Between last year’s consumption was Taha Jangda, a spouse at HealthX Ventures, an early-phase fund based in Madison, Wisconsin, focusing on electronic healthcare investments.

He required to validate his really hard-earned entrepreneurial knowledge with a company qualification and — like Ngwu — experienced come to be fascinated in the workings of the healthcare method.

Taha Jangda: ‘If you want students who already work in the business, you need flexibility of delivery’
Taha Jangda: ‘If you want students who now operate in the company, you require overall flexibility of delivery’ © Lauren Justice

“Healthcare in America isn’t failing for absence of effort. But selection makers in the method require far more understanding of company,” he suggests. “I required to sharpen my capabilities to assist make that transpire, but an government MBA wasn’t likely to give me the depth I wanted.”

Brian Gunia, who teaches administration and organisation at Carey, suggests the college attempts really hard to integrate real-earth knowledge of the health and fitness sector. “Students have the option to be paired with a real-lifestyle doing work mentor in the healthcare field,” Gunia suggests.

In their initial two years, students get functional classes in style and design contemplating and commercialising medical discoveries.

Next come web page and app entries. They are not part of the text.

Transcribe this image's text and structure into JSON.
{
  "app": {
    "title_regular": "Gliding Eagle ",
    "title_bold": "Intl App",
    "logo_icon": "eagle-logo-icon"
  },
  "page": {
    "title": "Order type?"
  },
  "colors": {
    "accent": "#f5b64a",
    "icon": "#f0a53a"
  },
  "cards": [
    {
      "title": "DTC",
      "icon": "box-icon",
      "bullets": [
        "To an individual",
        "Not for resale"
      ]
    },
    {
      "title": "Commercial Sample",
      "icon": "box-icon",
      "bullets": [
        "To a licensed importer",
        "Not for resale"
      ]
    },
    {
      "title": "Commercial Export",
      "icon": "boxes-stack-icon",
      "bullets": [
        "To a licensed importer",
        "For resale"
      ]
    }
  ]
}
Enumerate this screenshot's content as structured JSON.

Other classes match students with “innovators and inventors” within the Johns Hopkins health and fitness method to analyse how to turn healthcare improvements into real-earth products and solutions or providers.

Online knowhow

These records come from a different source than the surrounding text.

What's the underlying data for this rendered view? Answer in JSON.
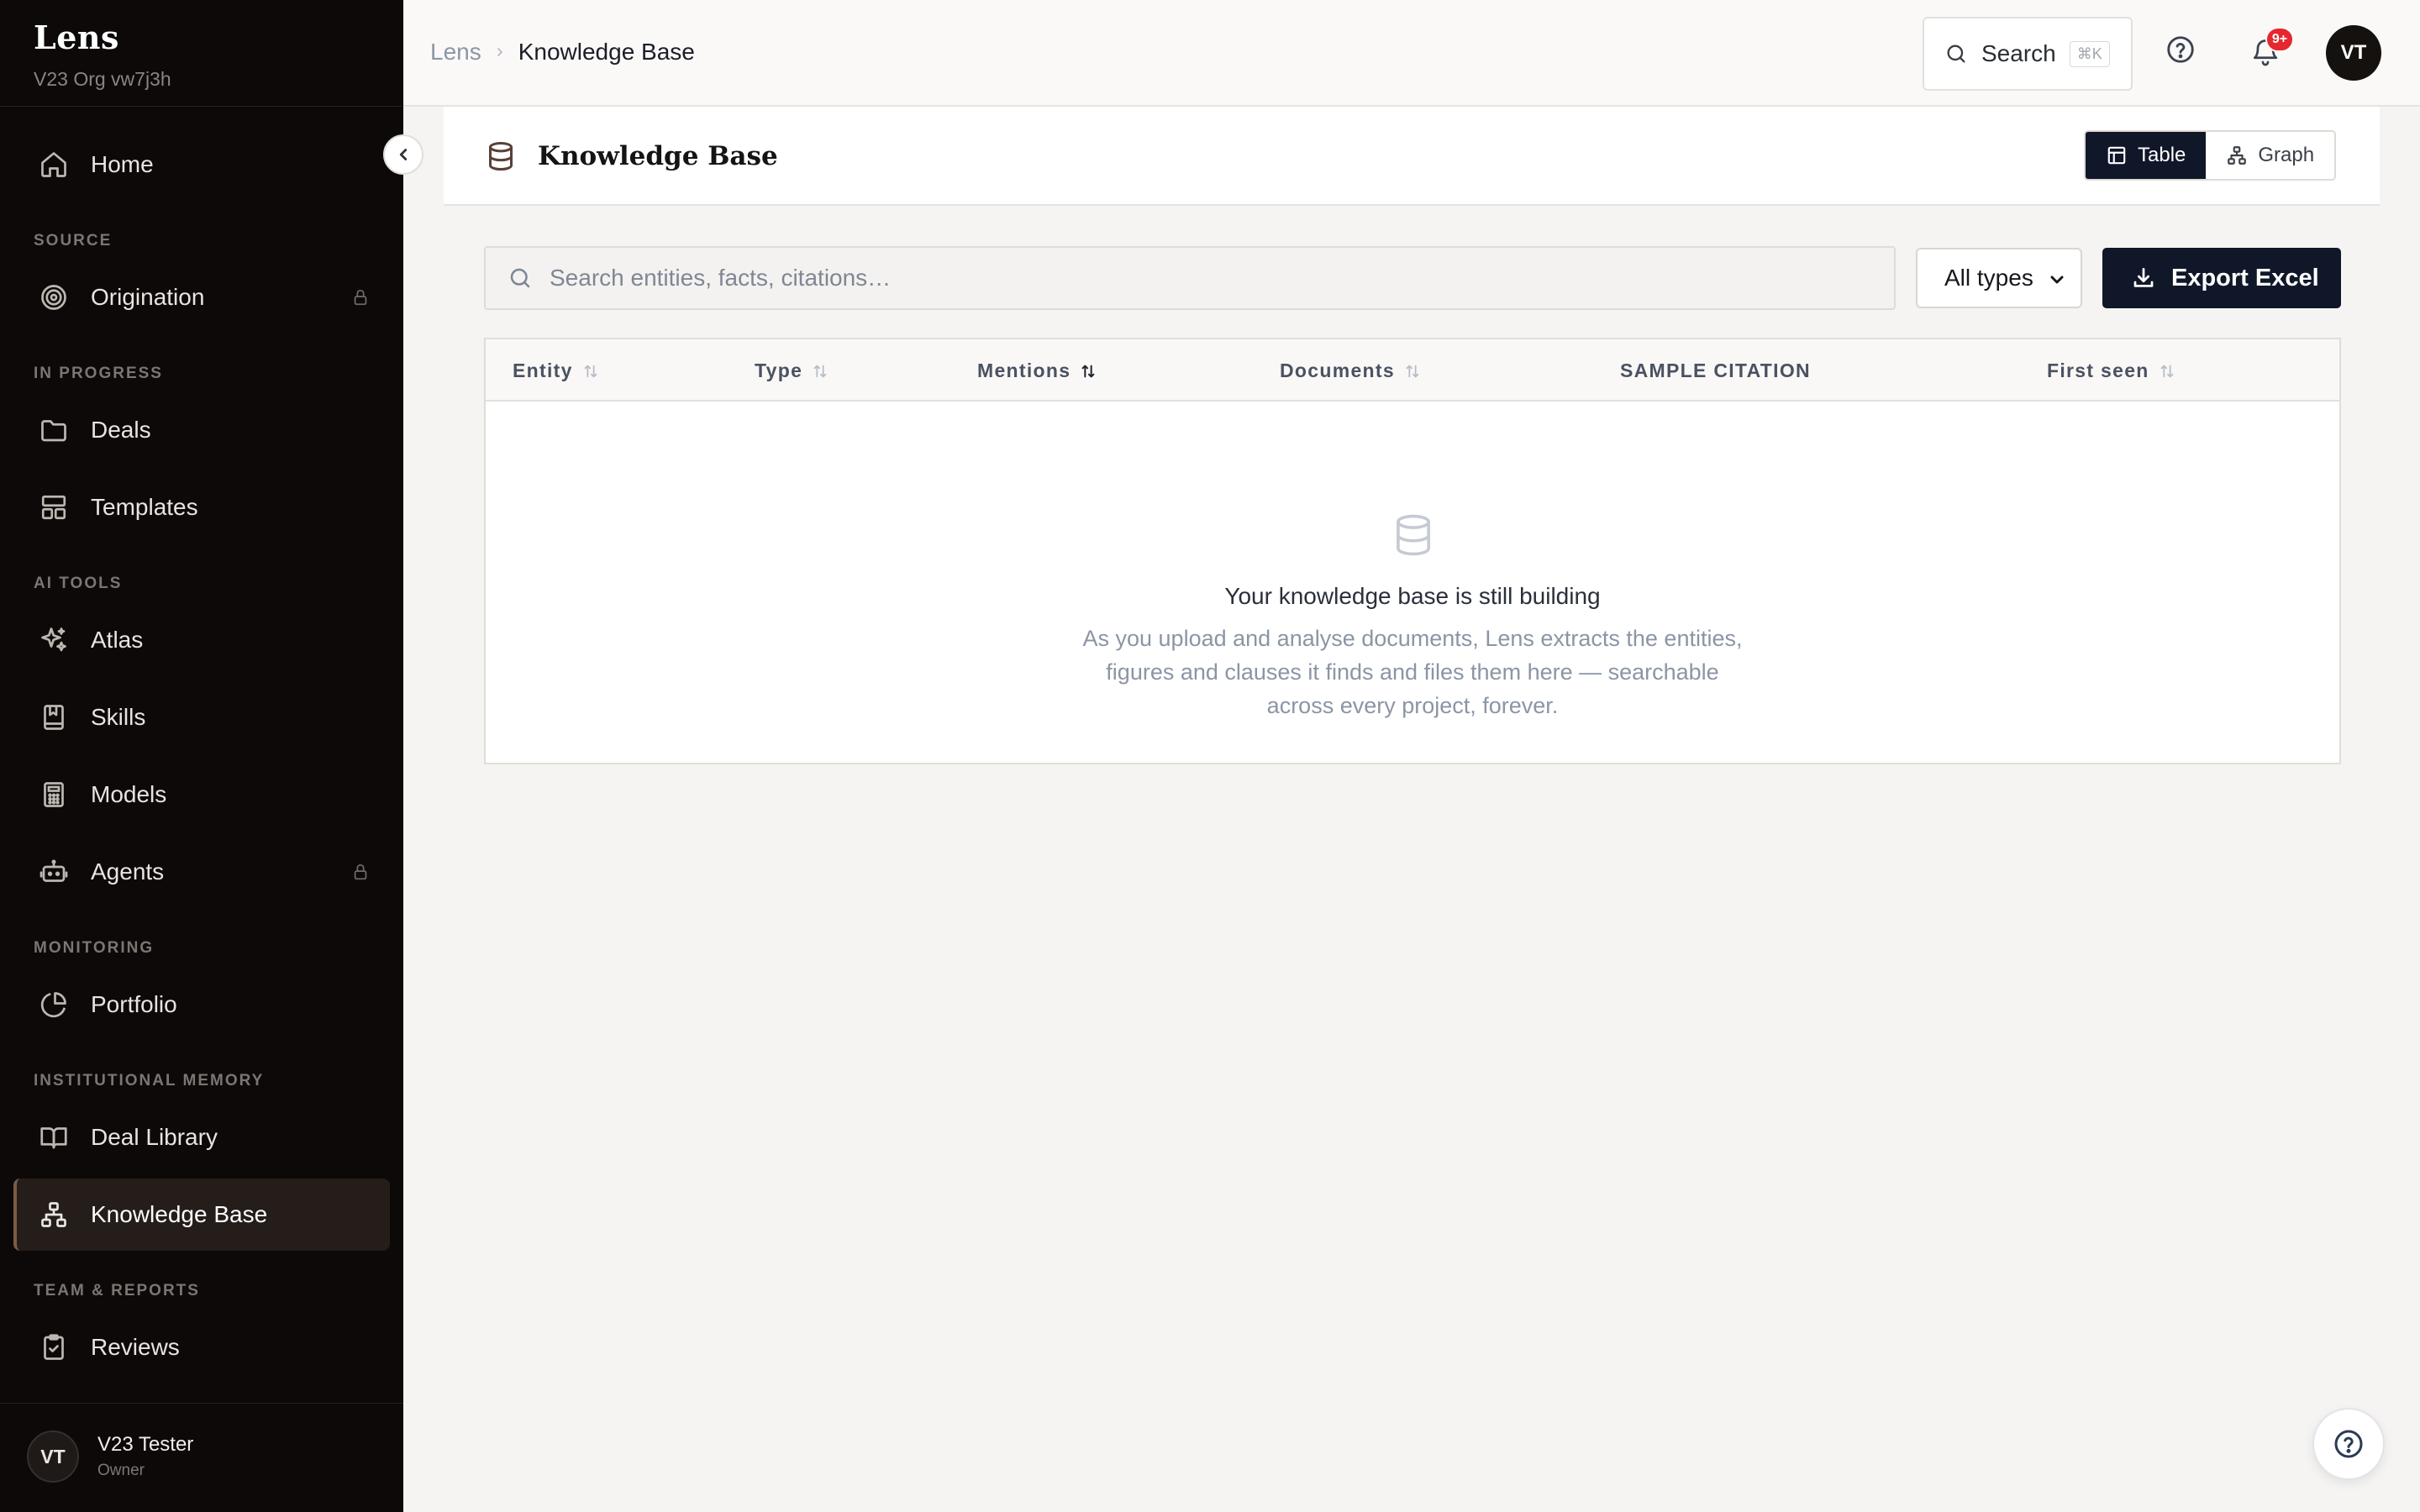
{
  "app": {
    "name": "Lens",
    "org": "V23 Org vw7j3h"
  },
  "sidebar": {
    "sections": [
      {
        "label": "SOURCE"
      },
      {
        "label": "IN PROGRESS"
      },
      {
        "label": "AI TOOLS"
      },
      {
        "label": "MONITORING"
      },
      {
        "label": "INSTITUTIONAL MEMORY"
      },
      {
        "label": "TEAM & REPORTS"
      }
    ],
    "items": [
      {
        "label": "Home",
        "icon": "home-icon"
      },
      {
        "label": "Origination",
        "icon": "target-icon",
        "locked": true
      },
      {
        "label": "Deals",
        "icon": "folder-icon"
      },
      {
        "label": "Templates",
        "icon": "layout-icon"
      },
      {
        "label": "Atlas",
        "icon": "sparkles-icon"
      },
      {
        "label": "Skills",
        "icon": "bookmark-book-icon"
      },
      {
        "label": "Models",
        "icon": "calculator-icon"
      },
      {
        "label": "Agents",
        "icon": "bot-icon",
        "locked": true
      },
      {
        "label": "Portfolio",
        "icon": "pie-chart-icon"
      },
      {
        "label": "Deal Library",
        "icon": "open-book-icon"
      },
      {
        "label": "Knowledge Base",
        "icon": "network-icon",
        "active": true
      },
      {
        "label": "Reviews",
        "icon": "clipboard-check-icon"
      }
    ],
    "user": {
      "initials": "VT",
      "name": "V23 Tester",
      "role": "Owner"
    }
  },
  "topbar": {
    "breadcrumb": {
      "root": "Lens",
      "current": "Knowledge Base"
    },
    "search_label": "Search",
    "search_shortcut": "⌘K",
    "notification_count": "9+",
    "user_initials": "VT"
  },
  "page": {
    "title": "Knowledge Base",
    "view_toggle": {
      "table": "Table",
      "graph": "Graph",
      "active": "table"
    },
    "search": {
      "placeholder": "Search entities, facts, citations…",
      "value": ""
    },
    "type_filter": {
      "selected": "All types",
      "options": [
        "All types"
      ]
    },
    "export_label": "Export Excel",
    "table": {
      "columns": [
        {
          "label": "Entity",
          "sortable": true
        },
        {
          "label": "Type",
          "sortable": true
        },
        {
          "label": "Mentions",
          "sortable": true,
          "sorted": true
        },
        {
          "label": "Documents",
          "sortable": true
        },
        {
          "label": "SAMPLE CITATION",
          "sortable": false
        },
        {
          "label": "First seen",
          "sortable": true
        }
      ],
      "rows": []
    },
    "empty_state": {
      "title": "Your knowledge base is still building",
      "description": "As you upload and analyse documents, Lens extracts the entities, figures and clauses it finds and files them here — searchable across every project, forever."
    }
  },
  "colors": {
    "sidebar_bg": "#0c0908",
    "primary": "#0f1728",
    "badge": "#e5272f",
    "active_nav_accent": "#7c5c47"
  }
}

This previous 12 months has obliged the college alone to innovate, with coronavirus driving even on-campus students into remote learning. In her initial semester as a comprehensive-time college student, Ngwu in no way noticed the inside of of a classroom.

“It’s not the way I’d prepared to do my diploma, but in the center of a pandemic we have all experienced to regulate,” she suggests.

Jangda, nevertheless, who lives 800 miles absent in the Midwest and will work comprehensive time in enterprise capital, experienced opted from the start to review on line, and suggests the overall flexibility of Carey’s programme was a big element of the school’s appeal.

“If you want students who now operate in the company, you require overall flexibility of supply,” he suggests.

Whilst numerous schooling companies struggled to pivot on line amid lockdowns, Carey’s current on line knowhow enabled it to move speedily. It served that the college is element of the Potential of Administration Instruction Online Alliance — a grouping of educational institutions that feel on line learning should have the similar “transformational impact” as face-to-face classes and have designed a platform to produce it.

“The college has a large workforce of tutorial designers, instructing experts and media authorities supporting our on line programmes,” clarifies Justin Habash, assistant dean for instructing and learning. “While we now available numerous asynchronous classes, we experienced to change speedily to providing far more on line synchronous versions for students who wanted are living classes and speak to with faculty and friends each week.”

On stability, Habash suggests students have reacted positively. “Before Covid, numerous students were being drawn to the classroom mainly because they required connectivity,” he suggests. “Now numerous are realising they can come across that connectivity . . . in an on line room.”

Ngwu was one these college student. She experienced nervous that lockdowns would rob her of the comprehensive educational knowledge. Still soon after two semesters of virtual classes, she suggests her position has transformed.

“I’ll continue to normally want in-person classes. But when on line classes are finished ideal, it can be immensely beneficial to have the overall flexibility,” she suggests.